For HR teams, this also means recognizing that fostering a diverse workplace isn’t a top of the funnel or bottom of the funnel problem: it needs to be embedded in everything you do. It’s not enough to look for an application rate that’s a certain percentage women, or aim to promote a certain number of POC each year—because those initiatives might not solve the right challenges for your organization. You have to think about it holistically, identify your particular pain paints, and weave diversity *and* inclusion into your hiring needs and promotional/leadership tracks.
What advice would you give to women who are on their own leadership journeys, especially those trying to advance in traditionally male-dominated industries like tech?
One great piece of advice I was once given is to think outside the box of traditional mentorship. I like to frame it as building an informal board of advisors, with different people who can help you in different ways—versus just one mentor that you to go for everything. So, yes, reach out to people with similar backgrounds to yours who are successful and have seasoned experience—but also don’t be afraid to seek mentorship from people who may seem totally unfamiliar (or people at your exact same level – their strengths and weaknesses are likely to be different from yours!). Connecting with people outside your field can unlock a fresh perspective and help you challenge conventional wisdom. Beyond that, having a network of champions from a wide range of backgrounds will open up opportunities that you otherwise might have never imagined or encountered were you to keep a more narrow mentorship mindset.
Having a peer group of people who share your goals and aspirations is also really empowering, for women especially. When you’re all in the same boat trying to figure things out for the first time, it can be easy to feel like, “how are we supposed to lift each other up when no one knows what they’re doing in the first place”—but that’s the beautiful thing about turning to your peers for guidance. You’ll experience a lot of the same things, just at different times, so you can compare notes and help each other in really valuable ways.

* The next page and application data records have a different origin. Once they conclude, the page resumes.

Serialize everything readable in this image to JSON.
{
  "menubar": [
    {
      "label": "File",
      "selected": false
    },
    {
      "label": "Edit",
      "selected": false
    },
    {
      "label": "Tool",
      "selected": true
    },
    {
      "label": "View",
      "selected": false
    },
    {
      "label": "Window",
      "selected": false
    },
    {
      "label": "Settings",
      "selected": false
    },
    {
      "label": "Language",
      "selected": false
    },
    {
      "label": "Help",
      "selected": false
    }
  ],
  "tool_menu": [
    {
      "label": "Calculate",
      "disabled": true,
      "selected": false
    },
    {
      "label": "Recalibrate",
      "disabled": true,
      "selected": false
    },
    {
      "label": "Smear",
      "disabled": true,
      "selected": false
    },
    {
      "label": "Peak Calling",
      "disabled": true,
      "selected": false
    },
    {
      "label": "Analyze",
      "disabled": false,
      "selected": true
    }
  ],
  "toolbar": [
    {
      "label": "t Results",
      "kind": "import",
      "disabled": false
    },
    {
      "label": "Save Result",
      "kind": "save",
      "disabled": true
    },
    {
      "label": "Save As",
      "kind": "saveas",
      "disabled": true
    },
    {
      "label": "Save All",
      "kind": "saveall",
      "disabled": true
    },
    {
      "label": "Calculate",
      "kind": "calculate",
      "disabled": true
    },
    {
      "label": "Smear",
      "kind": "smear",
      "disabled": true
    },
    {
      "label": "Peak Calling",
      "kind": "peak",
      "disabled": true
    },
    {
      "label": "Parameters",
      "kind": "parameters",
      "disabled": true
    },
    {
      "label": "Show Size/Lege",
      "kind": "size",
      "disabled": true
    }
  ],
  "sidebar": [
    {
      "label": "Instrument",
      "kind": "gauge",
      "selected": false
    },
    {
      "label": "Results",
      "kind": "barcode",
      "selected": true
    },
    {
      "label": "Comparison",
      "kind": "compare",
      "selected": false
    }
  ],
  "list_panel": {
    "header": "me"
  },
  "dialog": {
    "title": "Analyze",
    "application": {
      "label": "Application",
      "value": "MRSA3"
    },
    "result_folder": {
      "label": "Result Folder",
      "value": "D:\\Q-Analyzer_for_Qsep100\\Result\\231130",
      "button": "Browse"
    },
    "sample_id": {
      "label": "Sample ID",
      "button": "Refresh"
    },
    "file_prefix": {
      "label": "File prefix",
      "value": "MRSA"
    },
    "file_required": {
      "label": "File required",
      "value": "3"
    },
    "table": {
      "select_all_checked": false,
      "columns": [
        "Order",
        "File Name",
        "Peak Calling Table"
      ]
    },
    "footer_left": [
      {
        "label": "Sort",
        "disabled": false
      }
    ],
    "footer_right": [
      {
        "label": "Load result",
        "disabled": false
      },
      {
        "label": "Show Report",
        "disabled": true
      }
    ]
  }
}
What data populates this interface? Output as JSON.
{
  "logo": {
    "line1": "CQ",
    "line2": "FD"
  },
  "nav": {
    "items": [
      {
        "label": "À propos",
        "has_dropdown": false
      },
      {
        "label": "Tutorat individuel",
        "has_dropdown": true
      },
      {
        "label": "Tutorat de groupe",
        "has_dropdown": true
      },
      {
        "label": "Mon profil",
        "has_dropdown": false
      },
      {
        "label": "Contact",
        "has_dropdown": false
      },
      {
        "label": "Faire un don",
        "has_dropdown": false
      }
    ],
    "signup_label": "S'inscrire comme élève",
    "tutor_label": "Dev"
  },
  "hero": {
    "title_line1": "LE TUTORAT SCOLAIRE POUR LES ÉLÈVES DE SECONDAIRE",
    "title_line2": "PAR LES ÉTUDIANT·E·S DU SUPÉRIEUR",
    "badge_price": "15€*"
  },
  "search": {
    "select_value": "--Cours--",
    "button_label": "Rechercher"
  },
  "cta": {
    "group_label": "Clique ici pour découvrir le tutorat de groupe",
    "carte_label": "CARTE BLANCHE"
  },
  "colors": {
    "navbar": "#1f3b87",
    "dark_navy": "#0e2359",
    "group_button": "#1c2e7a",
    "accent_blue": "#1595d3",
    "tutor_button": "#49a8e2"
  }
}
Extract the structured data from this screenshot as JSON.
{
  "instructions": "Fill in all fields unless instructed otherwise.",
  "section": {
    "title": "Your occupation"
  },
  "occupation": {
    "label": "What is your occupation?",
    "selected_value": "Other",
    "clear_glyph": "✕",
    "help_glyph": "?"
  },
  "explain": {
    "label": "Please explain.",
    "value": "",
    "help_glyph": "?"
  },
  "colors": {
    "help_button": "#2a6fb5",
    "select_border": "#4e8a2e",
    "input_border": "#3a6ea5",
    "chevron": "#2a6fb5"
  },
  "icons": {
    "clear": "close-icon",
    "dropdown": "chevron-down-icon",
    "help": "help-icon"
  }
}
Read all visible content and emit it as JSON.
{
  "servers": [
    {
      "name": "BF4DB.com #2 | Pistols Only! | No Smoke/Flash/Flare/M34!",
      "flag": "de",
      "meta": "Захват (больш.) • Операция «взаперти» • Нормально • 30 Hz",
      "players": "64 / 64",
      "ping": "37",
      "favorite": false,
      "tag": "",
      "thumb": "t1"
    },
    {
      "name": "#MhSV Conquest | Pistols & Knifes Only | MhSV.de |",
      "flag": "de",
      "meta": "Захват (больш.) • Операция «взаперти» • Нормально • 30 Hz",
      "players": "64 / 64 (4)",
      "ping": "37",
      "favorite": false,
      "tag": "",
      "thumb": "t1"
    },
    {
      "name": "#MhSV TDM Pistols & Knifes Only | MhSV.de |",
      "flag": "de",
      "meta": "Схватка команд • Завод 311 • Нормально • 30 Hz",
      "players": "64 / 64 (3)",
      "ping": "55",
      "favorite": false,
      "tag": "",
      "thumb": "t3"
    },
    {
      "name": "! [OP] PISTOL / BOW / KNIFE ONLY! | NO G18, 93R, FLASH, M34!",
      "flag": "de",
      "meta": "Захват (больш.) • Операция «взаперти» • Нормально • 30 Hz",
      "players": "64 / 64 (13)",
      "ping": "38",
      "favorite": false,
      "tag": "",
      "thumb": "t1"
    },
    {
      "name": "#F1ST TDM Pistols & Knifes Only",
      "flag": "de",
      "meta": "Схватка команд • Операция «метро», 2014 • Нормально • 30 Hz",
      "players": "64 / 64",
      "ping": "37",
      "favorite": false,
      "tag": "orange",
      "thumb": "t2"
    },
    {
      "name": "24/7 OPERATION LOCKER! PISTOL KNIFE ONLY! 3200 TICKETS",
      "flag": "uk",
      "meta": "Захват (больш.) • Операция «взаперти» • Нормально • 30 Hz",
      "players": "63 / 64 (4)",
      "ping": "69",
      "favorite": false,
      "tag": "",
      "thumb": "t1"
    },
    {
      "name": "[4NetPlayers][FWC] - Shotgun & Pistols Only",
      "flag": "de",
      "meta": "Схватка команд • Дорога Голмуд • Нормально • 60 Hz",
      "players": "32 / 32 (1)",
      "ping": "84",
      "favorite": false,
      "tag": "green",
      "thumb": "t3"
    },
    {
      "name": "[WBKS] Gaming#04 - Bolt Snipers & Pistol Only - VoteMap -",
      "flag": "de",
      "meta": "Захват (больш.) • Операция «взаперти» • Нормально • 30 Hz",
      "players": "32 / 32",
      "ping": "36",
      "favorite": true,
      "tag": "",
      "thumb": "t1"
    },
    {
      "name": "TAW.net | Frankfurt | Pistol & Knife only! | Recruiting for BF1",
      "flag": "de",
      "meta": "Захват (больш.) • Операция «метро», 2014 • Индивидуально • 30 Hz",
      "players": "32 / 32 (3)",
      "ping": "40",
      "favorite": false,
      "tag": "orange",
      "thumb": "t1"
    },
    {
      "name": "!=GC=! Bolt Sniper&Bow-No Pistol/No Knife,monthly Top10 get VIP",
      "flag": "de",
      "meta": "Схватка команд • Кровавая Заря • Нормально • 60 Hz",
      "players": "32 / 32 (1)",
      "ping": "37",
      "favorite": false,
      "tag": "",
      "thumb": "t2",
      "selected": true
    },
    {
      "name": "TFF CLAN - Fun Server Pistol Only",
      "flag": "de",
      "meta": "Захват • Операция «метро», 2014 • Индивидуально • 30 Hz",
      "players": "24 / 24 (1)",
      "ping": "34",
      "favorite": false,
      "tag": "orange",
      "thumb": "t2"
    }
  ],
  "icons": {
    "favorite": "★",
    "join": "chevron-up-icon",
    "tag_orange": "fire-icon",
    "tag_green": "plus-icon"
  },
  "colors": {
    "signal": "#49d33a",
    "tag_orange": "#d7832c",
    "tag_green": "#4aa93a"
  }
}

Even if that means one person has to learn the hard way first! — because, ultimately, it evens out.
You can hear more from Kathryn along with the rest of the Climbing the Leadership Ladder panel during the Women in HR Technology event on Tuesday, September 11th at 9:30AM.